- _WHAT YOU ARE ASKED TO DO_:
Please filter the entries and return only the lines that include "screenshot".

(Items from a data source)

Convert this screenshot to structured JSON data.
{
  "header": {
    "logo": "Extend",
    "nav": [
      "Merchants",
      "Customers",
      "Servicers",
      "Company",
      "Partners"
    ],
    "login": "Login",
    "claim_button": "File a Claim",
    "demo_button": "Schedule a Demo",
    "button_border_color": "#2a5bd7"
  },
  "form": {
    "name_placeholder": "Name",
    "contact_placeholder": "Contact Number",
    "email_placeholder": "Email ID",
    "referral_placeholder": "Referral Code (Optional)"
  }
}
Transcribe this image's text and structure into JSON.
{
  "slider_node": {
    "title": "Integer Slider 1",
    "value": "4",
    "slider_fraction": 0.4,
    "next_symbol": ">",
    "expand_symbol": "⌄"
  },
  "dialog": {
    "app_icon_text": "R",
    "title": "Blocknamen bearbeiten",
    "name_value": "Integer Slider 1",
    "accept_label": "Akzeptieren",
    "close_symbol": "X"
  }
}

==

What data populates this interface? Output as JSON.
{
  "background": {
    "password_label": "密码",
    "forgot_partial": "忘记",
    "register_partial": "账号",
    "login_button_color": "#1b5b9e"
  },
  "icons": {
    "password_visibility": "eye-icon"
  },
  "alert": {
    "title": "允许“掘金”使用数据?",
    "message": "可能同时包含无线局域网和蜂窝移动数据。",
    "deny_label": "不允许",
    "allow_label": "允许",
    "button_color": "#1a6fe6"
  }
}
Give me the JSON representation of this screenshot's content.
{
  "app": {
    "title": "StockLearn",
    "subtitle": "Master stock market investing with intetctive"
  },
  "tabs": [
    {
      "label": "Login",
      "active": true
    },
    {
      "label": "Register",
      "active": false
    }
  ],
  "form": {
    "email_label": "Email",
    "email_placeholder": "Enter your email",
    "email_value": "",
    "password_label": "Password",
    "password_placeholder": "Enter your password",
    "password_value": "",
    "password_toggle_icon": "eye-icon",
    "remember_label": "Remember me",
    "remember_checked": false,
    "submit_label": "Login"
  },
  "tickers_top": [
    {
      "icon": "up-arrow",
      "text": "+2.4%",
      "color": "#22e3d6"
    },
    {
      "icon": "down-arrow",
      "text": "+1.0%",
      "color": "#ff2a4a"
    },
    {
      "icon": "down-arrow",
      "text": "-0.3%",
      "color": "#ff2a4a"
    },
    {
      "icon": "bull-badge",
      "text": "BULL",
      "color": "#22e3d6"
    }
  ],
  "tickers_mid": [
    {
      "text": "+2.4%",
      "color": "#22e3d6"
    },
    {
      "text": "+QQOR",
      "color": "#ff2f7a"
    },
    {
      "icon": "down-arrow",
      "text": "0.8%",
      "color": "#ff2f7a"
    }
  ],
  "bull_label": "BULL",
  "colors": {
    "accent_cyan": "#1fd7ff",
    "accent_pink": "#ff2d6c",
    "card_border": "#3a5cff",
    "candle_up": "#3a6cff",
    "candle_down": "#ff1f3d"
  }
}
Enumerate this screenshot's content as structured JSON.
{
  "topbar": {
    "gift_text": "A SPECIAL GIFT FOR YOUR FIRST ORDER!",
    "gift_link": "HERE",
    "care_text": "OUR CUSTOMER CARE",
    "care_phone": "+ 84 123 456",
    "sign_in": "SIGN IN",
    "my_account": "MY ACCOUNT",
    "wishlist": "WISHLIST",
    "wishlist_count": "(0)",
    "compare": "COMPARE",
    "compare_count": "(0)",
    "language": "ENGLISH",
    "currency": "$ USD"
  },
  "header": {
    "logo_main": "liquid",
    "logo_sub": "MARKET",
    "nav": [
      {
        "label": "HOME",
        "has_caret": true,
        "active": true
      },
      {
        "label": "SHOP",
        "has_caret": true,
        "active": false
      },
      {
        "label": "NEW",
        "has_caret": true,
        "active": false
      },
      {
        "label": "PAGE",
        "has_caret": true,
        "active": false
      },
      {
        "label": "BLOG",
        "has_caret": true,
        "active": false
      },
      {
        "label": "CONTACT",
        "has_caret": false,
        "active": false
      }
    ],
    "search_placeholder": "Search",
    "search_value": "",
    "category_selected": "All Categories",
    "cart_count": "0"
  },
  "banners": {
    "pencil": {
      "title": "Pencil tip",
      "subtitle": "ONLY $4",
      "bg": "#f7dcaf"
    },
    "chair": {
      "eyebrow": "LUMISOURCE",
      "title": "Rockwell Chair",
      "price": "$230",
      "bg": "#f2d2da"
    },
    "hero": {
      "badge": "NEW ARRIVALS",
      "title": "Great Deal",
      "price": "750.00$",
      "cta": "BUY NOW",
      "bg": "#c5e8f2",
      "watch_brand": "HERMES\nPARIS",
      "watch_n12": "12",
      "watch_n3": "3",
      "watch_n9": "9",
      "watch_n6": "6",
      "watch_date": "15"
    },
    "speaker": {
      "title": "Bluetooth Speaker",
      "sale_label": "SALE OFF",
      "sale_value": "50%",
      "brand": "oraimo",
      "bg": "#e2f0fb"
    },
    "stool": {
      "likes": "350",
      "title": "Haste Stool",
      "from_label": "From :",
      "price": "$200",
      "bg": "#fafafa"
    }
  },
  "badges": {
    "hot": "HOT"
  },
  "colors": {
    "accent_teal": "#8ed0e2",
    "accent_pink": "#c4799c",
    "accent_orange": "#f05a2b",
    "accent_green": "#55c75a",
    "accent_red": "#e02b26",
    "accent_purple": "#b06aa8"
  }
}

- _RESPONSE_:
Convert this screenshot to structured JSON data.
Give me the JSON representation of this screenshot's content.
Enumerate this screenshot's content as structured JSON.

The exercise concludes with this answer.